Immigration Explorer- The New York times provides an interactive map that shows census data and where specific immigrant groups were concentrated during that census. The country can be looked at as a whole, or zoomed in and by states/regions.
Mapping History- this site seems to be more geared for Middle School kids and would make a great resource for a web quest. The site uses text and interactive maps to walk students through historical events.
Votetocracy- This site posts what Congress is currently voting on and allows users to vote on the issue as well and see the trend of voting. The biggest lesson here would be the lack of drama on most things Congress votes on. The site also provides data to users about trends in voting and breaks laws down by general topic. The site does require a username and password.
The various presidential libraries offer resources for history teachers with varying degress of quality.
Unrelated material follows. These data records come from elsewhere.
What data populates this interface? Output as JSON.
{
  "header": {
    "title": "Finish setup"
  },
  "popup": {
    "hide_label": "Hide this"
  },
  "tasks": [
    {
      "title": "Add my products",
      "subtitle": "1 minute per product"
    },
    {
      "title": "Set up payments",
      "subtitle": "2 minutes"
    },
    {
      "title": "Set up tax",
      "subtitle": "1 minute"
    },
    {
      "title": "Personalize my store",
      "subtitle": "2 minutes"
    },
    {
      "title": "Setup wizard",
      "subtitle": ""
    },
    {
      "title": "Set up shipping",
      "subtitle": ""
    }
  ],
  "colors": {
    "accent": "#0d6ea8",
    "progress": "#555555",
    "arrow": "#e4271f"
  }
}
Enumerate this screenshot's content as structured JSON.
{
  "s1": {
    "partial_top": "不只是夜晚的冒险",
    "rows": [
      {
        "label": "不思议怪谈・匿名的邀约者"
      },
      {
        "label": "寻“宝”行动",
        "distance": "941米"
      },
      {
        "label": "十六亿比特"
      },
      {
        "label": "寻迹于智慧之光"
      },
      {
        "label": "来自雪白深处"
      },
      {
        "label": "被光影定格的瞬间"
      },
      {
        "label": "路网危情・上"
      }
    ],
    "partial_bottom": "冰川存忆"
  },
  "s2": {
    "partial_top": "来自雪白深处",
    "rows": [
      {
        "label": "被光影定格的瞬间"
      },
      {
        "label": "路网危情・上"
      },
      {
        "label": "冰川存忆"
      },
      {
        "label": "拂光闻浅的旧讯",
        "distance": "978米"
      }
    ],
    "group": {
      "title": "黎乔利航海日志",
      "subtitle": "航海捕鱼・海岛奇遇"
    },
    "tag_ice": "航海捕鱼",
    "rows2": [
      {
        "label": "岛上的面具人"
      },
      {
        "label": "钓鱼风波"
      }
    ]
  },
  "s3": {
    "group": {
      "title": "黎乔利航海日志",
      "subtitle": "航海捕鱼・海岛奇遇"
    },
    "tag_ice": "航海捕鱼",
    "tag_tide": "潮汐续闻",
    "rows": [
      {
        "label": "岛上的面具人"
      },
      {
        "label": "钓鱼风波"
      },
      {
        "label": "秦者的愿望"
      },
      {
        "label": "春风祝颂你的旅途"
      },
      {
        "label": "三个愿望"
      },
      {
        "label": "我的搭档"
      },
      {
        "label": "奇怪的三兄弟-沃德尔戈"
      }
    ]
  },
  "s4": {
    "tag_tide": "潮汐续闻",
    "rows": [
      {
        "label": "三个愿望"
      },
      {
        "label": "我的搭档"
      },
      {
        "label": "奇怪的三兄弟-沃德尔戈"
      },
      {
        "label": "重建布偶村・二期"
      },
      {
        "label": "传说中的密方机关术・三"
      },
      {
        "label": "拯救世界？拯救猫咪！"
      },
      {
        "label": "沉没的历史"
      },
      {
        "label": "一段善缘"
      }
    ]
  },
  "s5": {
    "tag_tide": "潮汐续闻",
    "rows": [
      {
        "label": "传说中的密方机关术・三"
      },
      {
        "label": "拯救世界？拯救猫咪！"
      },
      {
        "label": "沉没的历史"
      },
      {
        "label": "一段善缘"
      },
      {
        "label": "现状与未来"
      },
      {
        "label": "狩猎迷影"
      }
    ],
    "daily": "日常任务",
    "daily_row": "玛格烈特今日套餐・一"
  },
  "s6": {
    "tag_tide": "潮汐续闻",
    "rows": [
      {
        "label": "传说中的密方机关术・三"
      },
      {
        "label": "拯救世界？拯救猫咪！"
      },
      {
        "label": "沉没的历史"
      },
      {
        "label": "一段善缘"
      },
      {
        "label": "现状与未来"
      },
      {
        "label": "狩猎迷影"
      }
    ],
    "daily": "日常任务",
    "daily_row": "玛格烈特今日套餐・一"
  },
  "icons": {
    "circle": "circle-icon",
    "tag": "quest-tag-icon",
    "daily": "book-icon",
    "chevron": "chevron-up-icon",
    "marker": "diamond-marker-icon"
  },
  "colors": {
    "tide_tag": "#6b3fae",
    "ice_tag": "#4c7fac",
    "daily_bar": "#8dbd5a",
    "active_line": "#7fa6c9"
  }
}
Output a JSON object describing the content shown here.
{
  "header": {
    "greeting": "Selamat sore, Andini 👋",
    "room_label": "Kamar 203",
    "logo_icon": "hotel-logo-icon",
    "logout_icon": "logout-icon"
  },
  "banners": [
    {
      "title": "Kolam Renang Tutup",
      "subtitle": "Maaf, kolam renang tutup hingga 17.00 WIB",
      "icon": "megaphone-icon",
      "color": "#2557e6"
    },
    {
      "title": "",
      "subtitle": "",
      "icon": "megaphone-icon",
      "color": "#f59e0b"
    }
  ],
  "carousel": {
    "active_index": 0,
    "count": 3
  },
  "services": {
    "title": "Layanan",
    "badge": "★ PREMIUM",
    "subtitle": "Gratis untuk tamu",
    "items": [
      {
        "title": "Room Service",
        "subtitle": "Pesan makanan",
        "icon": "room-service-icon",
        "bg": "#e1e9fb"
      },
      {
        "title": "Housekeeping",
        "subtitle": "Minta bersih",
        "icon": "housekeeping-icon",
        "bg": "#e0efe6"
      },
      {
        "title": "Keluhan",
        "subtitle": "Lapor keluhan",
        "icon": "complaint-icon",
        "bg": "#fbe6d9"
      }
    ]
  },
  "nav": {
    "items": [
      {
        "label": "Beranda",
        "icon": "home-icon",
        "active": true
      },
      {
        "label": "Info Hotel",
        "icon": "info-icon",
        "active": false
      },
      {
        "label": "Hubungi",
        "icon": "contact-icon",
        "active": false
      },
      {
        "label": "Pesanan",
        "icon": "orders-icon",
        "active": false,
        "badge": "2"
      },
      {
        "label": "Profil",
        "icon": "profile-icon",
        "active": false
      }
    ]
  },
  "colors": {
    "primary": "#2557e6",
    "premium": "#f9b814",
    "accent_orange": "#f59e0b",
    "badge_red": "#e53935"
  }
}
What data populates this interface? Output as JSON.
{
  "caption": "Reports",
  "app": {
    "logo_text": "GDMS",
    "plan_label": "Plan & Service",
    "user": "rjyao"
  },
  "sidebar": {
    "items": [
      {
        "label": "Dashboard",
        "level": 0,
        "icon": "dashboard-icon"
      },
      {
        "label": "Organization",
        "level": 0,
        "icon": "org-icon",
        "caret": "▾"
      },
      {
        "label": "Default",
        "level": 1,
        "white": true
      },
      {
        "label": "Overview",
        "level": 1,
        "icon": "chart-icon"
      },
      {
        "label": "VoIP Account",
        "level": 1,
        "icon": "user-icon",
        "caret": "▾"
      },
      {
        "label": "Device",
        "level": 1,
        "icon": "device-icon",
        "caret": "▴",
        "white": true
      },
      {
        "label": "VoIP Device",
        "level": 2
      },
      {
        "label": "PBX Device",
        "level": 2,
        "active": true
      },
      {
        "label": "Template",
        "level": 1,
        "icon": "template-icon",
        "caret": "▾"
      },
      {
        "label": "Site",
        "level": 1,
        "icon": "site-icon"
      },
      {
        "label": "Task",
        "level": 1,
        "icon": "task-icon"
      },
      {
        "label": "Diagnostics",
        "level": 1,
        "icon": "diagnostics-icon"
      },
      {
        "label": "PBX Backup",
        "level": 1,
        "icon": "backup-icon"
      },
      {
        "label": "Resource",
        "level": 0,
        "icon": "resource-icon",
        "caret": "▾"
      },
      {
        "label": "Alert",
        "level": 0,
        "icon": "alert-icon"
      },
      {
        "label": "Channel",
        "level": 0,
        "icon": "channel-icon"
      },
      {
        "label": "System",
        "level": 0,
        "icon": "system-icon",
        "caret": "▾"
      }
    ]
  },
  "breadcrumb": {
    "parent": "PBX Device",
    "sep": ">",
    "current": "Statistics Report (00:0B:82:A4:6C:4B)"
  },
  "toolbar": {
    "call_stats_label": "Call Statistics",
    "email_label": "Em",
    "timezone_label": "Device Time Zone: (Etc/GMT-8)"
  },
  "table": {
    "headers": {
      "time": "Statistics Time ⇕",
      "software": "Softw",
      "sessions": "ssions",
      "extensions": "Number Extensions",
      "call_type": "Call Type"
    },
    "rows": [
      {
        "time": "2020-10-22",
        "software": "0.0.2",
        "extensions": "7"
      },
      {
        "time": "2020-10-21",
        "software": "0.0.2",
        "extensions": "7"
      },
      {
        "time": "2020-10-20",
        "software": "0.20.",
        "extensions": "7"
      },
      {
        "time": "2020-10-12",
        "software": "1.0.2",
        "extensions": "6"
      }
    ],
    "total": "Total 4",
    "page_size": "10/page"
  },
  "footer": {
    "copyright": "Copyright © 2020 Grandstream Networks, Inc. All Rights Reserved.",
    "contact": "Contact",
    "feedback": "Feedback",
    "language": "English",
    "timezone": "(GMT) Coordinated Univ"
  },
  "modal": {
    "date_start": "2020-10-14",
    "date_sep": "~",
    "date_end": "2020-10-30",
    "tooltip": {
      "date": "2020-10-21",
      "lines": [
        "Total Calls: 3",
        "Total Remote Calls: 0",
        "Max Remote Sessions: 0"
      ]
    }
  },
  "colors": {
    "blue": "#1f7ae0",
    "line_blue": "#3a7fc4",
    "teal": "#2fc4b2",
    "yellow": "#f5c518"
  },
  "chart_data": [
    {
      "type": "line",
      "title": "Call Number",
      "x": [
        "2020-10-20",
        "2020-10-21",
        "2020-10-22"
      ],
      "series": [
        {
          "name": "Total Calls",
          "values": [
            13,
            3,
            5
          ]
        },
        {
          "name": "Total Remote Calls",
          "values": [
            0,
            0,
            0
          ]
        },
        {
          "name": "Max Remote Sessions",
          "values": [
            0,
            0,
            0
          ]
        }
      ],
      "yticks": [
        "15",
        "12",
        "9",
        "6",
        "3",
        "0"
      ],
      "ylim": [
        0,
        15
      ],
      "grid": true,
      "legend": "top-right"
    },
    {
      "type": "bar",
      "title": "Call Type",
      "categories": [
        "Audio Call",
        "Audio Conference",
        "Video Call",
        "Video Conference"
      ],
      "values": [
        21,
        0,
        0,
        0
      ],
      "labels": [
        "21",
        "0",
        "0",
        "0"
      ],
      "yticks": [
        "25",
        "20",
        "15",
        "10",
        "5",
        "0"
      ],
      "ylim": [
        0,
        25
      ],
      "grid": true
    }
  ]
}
All offer primary source materials related to the presidents including written documents, speeches, video/audio, and pictures. The LBJ and Truman libraries have some of the best resources and programs available for teachers and students. The Truman library offers a espionage lesson and interactive activity that requires students to analyze documents as a Russian spy.. The Kennedy library offers an interactive presidential desk including Oval Office tapes from various major events. The Nixon library supplies on their site some of the Watergate tapes, though curiously they are housed on the Ford website.
These libraries are invaluable research sources as well as great road trip destinations. Links to the sites after the jump
This resource has some educational value, though it’s mainly just fun for history teachers and fans to look at and be amazed how places have changed. Whatwasthere.com uses historical photos and Google streetview to demonstrate how places have changed. The site overlays the original picture in the correct place and perspective of Google streetview. It also allows you to fade in and out the original picture to see how well they match and everything that’s changed.